Price of Beauty
But the cost of filling that prescription — about $850 — resulted in so much sticker shock that I waited two years between annual exams. I finally saw an eye doctor in December, but the prescription he gave me remains unfilled. I know the pair of eyeglasses I want, but it’s out of my price range. So I’ve spent the last two months wondering: Do I dare buy eyeglasses online?
In January, I started my search for new prescription eyeglasses at a Los Angeles LensCrafters store. James, a salesman there, answered my questions and left me mostly alone while I tried on frames. I found nothing I liked in the $99 section but about a half dozen choices among the designer frames, including ones by Burberry, Prada, Coach and DKNY. While I was mulling things over, someone came by and handed me another pair to try on “just for fun.”
So I did, but there was nothing fun about it. What I felt was the soul-searing, heart-stopping frustration of falling hopelessly in love…with a pair of Tiffany & Co. eyeglasses. The black, rectangular frames with a hint of Tiffany blue at the temples were so stunning that, for the first time in 40 years, I wanted to wear eyeglasses.
More Expensive than Prada
Eight weeks later I feel the same way about them even though the closest I’ve come to the glasses since is on the Tiffany & Co. page of the LensCrafters website. I’ve memorized the model number and tried to justify the cost –$400 for the frames alone — and shopped for a better price online and off.
Internet bargains called out to me, but the prospect of measuring my face was daunting. It wasn’t that hard to figure out that PD stood for Pupillary Distance, but how was I supposed to measure the space between the pupil in my left eye and the one on the right — without my glasses — when I’ve incorrectly measured floor space with them? It’s one thing to buy a couch that’s three inches too long, but quite another to buy glasses in which the corrective portion of the lens is a quarter-inch from the center of your eye.
Not an Optician
I looked up directions on about a half dozen websites and watched a YouTube video. And then I enlisted the help of two friends, figuring that, between the two of them, I’d get an accurate measurement.

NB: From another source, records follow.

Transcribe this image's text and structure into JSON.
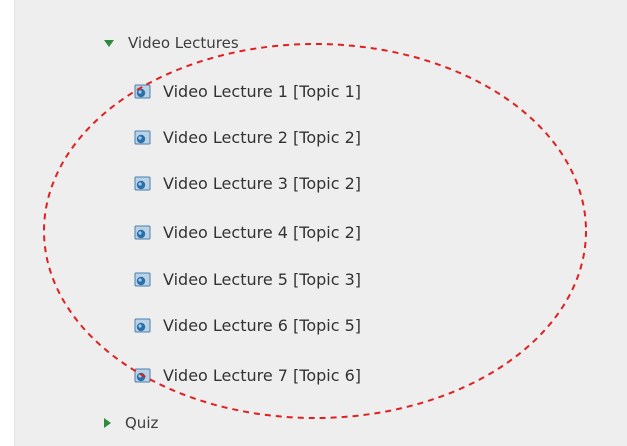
{
  "tree": {
    "folder_video": {
      "label": "Video Lectures",
      "icon": "caret-down-icon",
      "expanded": true
    },
    "items": [
      {
        "label": "Video Lecture 1 [Topic 1]",
        "icon": "video-icon"
      },
      {
        "label": "Video Lecture 2 [Topic 2]",
        "icon": "video-icon"
      },
      {
        "label": "Video Lecture 3 [Topic 2]",
        "icon": "video-icon"
      },
      {
        "label": "Video Lecture 4 [Topic 2]",
        "icon": "video-icon"
      },
      {
        "label": "Video Lecture 5 [Topic 3]",
        "icon": "video-icon"
      },
      {
        "label": "Video Lecture 6 [Topic 5]",
        "icon": "video-icon"
      },
      {
        "label": "Video Lecture 7 [Topic 6]",
        "icon": "video-icon"
      }
    ],
    "folder_quiz": {
      "label": "Quiz",
      "icon": "caret-right-icon",
      "expanded": false
    }
  },
  "colors": {
    "caret": "#2e8b3a",
    "annotation_circle": "#e02020",
    "panel_background": "#eeeeee"
  },
  "annotation": {
    "shape": "dashed-ellipse",
    "target": "video-lecture-items"
  }
}
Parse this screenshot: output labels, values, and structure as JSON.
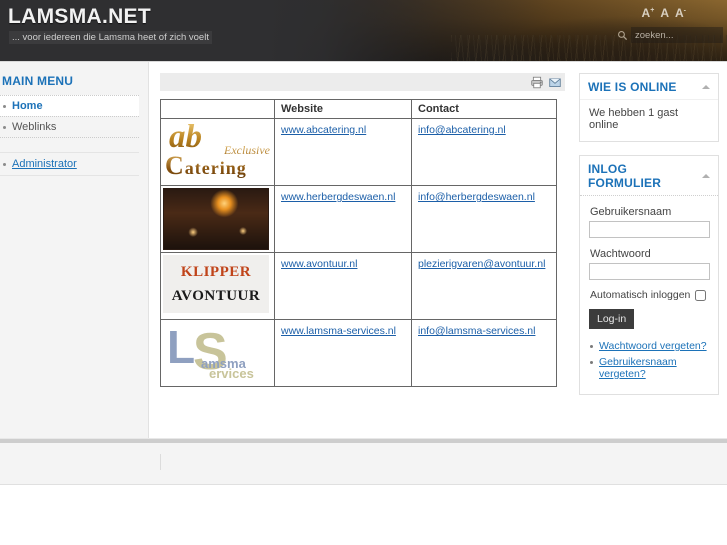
{
  "header": {
    "site_title": "LAMSMA.NET",
    "slogan": "... voor iedereen die Lamsma heet of zich voelt",
    "font_size_increase": "A",
    "font_size_normal": "A",
    "font_size_decrease": "A",
    "font_size_increase_sup": "+",
    "font_size_decrease_sup": "-",
    "search_placeholder": "zoeken...",
    "search_value": ""
  },
  "sidebar_left": {
    "main_menu": {
      "title": "MAIN MENU",
      "items": [
        {
          "label": "Home",
          "active": true
        },
        {
          "label": "Weblinks",
          "active": false
        }
      ]
    },
    "admin_menu": {
      "items": [
        {
          "label": "Administrator"
        }
      ]
    }
  },
  "content": {
    "toolbar": {
      "print_title": "Afdrukken",
      "email_title": "E-mail"
    },
    "table": {
      "headers": [
        "",
        "Website",
        "Contact"
      ],
      "rows": [
        {
          "logo": "abc-exclusive-catering-logo",
          "logo_text_1": "ab",
          "logo_text_2": "Exclusive",
          "logo_text_3": "atering",
          "logo_text_3_initial": "C",
          "website": "www.abcatering.nl",
          "contact": "info@abcatering.nl"
        },
        {
          "logo": "herberg-de-swaen-photo",
          "website": "www.herbergdeswaen.nl",
          "contact": "info@herbergdeswaen.nl"
        },
        {
          "logo": "klipper-avontuur-logo",
          "logo_text_1": "KLIPPER",
          "logo_text_2": "AVONTUUR",
          "website": "www.avontuur.nl",
          "contact": "plezierigvaren@avontuur.nl"
        },
        {
          "logo": "lamsma-services-logo",
          "logo_text_1": "L",
          "logo_text_2": "S",
          "logo_text_3": "amsma",
          "logo_text_4": "ervices",
          "website": "www.lamsma-services.nl",
          "contact": "info@lamsma-services.nl"
        }
      ]
    }
  },
  "sidebar_right": {
    "who_is_online": {
      "title": "WIE IS ONLINE",
      "text": "We hebben 1 gast online"
    },
    "login_form": {
      "title": "INLOG FORMULIER",
      "username_label": "Gebruikersnaam",
      "username_value": "",
      "password_label": "Wachtwoord",
      "password_value": "",
      "remember_label": "Automatisch inloggen",
      "remember_checked": false,
      "submit_label": "Log-in",
      "links": [
        "Wachtwoord vergeten?",
        "Gebruikersnaam vergeten?"
      ]
    }
  },
  "colors": {
    "accent_blue": "#1c72b8",
    "link_blue": "#1c5fa8",
    "header_dark": "#2f2f31",
    "sidebar_bg": "#f4f4f4",
    "button_dark": "#3c3c3c"
  }
}
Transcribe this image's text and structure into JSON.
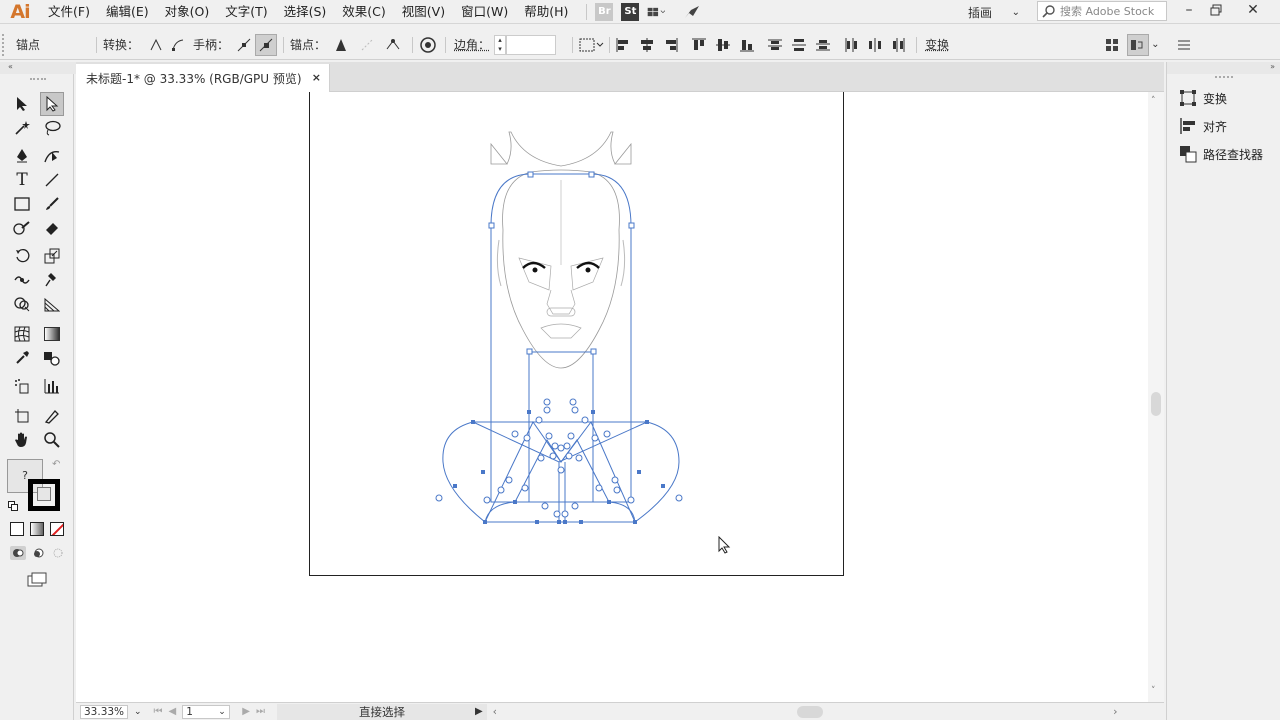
{
  "app": {
    "logo": "Ai"
  },
  "menu": [
    "文件(F)",
    "编辑(E)",
    "对象(O)",
    "文字(T)",
    "选择(S)",
    "效果(C)",
    "视图(V)",
    "窗口(W)",
    "帮助(H)"
  ],
  "menubar_apps": {
    "bridge": "Br",
    "stock": "St"
  },
  "workspace": {
    "label": "插画"
  },
  "search": {
    "placeholder": "搜索 Adobe Stock"
  },
  "control_bar": {
    "context_label": "锚点",
    "convert_label": "转换：",
    "handle_label": "手柄：",
    "anchor_label": "锚点：",
    "corner_label": "边角：",
    "corner_value": "",
    "transform_label": "变换"
  },
  "document": {
    "tab_title": "未标题-1* @ 33.33% (RGB/GPU 预览)",
    "close_glyph": "×"
  },
  "status_bar": {
    "zoom": "33.33%",
    "page": "1",
    "tool_name": "直接选择"
  },
  "right_panel": {
    "items": [
      {
        "label": "变换",
        "icon": "transform-icon"
      },
      {
        "label": "对齐",
        "icon": "align-icon"
      },
      {
        "label": "路径查找器",
        "icon": "pathfinder-icon"
      }
    ]
  },
  "colors": {
    "logo": "#d4762c",
    "selection": "#4a78c8",
    "background": "#f0f0f0",
    "canvas": "#ffffff"
  }
}
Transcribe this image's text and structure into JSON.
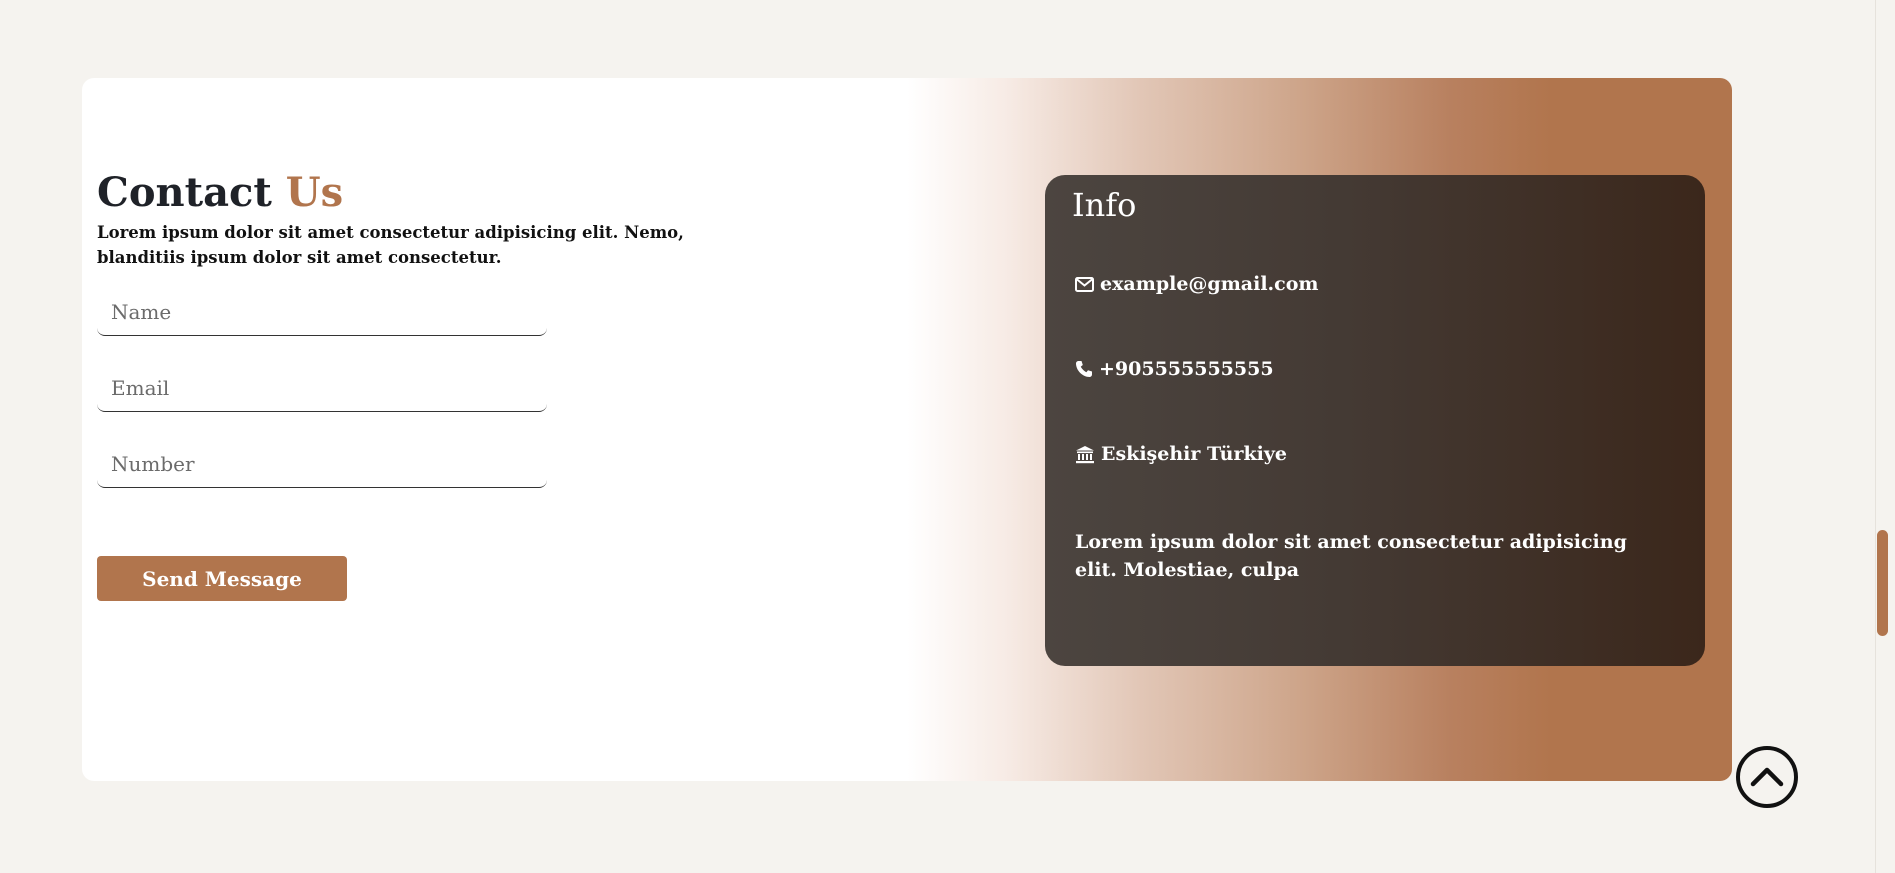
{
  "contact": {
    "title_main": "Contact",
    "title_accent": "Us",
    "description": "Lorem ipsum dolor sit amet consectetur adipisicing elit. Nemo, blanditiis ipsum dolor sit amet consectetur.",
    "fields": {
      "name_placeholder": "Name",
      "email_placeholder": "Email",
      "number_placeholder": "Number"
    },
    "send_label": "Send Message"
  },
  "info": {
    "title": "Info",
    "email": "example@gmail.com",
    "phone": "+905555555555",
    "location": "Eskişehir Türkiye",
    "text": "Lorem ipsum dolor sit amet consectetur adipisicing elit. Molestiae, culpa",
    "icons": {
      "email": "envelope-icon",
      "phone": "phone-icon",
      "location": "bank-icon"
    }
  },
  "colors": {
    "accent": "#b1754d",
    "page_bg": "#f5f3ef",
    "info_card_dark": "#3b271b"
  },
  "scroll_to_top_icon": "chevron-up-icon"
}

But how accurate did it have to be? We were supposed to measure the PD in millimeters and there are 25.4 of them to an inch. What if I were off a millimeter or 10?
So I sent off emails to the contact person at assorted companies that offered prescription glasses online. I received answers I didn’t trust — “The average PD is 60 mm — just go with that” — and ones that seemed dishonest — “Pretend you’re buying glasses at a local store and then leave after you get the PD.”
But I also chatted with Mitch Gantman, who provided me with more detailed information than I found on his EyeGlasses123 blog and said nothing that made me feel uneasy. He told me I needed four measurements, not one, and advised against using a local optician to get a free measurement.
Gantman, an optician for 30 years, also said he understood why some people would be reluctant to order prescription eyeglasses online and that special lenses, including progressive bifocals, needed more precise measurements than reading glasses. He offered to talk me through the measuring process or provide a free measurement at his local optical store –” no questions asked!”
Experiment in Progress
Was I successful in measuring myself for eyeglasses? How did my results compare with those of an optician’s? Did I place my order online or fill my prescription locally? Or am I still wearing my old frames?
Find out in part two of two: Should You Buy Eyeglasses Online? One Woman’s Experience.
Forbes.com , Profile, Pierre Omidyar
Mashable.com. The state of Ecommerce
Upstream Commerce, Consumers Will Spend $327 Billion Online in 2016: Forrester Research
EyeGlasses123. How Eyeglass Frames are Measured
Mitch Gantman, owner Eyeglasses 123. Interviews Jan 28, Feb. 15